Your instructions: From the records below, find each line with the string "name" and copy it.

=== Section Start ===

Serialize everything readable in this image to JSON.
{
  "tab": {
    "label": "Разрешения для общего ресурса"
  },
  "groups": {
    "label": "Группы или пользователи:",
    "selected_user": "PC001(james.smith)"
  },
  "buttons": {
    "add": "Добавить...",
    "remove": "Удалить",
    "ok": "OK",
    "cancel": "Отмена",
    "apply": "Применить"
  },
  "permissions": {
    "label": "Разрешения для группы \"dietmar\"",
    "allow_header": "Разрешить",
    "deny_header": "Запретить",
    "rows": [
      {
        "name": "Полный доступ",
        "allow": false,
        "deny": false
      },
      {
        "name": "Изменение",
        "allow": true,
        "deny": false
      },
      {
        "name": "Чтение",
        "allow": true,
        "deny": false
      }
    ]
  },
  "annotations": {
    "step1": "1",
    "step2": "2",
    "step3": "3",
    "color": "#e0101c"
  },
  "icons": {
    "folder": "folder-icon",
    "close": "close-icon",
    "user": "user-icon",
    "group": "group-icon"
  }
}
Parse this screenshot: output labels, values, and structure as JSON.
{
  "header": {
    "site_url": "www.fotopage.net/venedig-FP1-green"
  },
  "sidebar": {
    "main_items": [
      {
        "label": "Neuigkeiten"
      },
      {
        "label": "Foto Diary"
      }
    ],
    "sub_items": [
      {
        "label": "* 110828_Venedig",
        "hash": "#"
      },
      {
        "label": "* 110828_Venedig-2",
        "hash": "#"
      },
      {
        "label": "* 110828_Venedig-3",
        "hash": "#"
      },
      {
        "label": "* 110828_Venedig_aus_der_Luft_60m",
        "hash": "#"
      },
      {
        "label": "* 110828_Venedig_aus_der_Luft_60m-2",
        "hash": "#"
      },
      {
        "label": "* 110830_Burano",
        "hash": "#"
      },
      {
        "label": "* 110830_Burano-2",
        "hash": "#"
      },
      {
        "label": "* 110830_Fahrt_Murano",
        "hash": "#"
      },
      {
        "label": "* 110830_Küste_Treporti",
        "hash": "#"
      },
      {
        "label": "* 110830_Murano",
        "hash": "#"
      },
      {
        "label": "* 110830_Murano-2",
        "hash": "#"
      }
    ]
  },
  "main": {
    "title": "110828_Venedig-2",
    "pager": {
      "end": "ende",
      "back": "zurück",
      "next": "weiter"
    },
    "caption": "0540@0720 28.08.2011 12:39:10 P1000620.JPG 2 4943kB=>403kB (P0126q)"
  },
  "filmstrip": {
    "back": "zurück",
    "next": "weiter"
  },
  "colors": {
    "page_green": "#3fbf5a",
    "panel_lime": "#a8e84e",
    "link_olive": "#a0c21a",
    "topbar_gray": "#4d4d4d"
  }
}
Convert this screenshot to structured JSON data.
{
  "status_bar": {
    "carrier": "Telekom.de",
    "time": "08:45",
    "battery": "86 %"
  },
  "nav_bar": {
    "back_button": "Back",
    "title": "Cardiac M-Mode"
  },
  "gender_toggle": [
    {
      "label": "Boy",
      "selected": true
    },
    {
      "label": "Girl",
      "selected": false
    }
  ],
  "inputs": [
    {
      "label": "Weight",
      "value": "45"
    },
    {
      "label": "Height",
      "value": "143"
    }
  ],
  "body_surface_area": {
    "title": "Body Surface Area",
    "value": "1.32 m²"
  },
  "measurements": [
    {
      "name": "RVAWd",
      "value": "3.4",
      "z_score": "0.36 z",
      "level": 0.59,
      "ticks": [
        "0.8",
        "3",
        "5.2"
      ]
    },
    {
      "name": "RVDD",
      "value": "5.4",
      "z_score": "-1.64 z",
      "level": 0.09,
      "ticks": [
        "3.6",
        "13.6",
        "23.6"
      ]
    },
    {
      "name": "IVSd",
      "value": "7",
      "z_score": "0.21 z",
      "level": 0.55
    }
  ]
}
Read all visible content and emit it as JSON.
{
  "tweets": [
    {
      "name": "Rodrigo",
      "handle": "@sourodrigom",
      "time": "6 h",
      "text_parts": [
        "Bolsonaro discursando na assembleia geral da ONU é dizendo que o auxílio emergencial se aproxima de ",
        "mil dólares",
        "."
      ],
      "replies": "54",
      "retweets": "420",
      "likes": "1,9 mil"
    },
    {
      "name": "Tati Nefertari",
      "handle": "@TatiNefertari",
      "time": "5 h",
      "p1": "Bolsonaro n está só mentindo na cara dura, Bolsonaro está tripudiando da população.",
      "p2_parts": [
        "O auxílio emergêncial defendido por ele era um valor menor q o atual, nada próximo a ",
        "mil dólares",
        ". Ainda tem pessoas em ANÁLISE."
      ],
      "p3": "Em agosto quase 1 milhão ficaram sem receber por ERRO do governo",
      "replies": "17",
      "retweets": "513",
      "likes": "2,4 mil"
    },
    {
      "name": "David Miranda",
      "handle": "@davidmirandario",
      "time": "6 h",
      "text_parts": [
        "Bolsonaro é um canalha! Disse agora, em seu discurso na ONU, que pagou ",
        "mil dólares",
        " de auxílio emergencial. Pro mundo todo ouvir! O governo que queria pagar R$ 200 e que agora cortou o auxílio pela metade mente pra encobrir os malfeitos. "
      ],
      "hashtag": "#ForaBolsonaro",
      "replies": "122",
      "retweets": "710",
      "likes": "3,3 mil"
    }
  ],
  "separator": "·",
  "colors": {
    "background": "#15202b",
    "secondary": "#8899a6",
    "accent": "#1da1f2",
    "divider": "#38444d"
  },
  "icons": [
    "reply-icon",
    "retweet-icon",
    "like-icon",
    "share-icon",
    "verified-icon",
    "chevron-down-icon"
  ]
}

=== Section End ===

Answer area:
        "name": "Полный доступ",
        "name": "Изменение",
        "name": "Чтение",
      "name": "RVAWd",
      "name": "RVDD",
      "name": "IVSd",
      "name": "Rodrigo",
      "name": "Tati Nefertari",
      "name": "David Miranda",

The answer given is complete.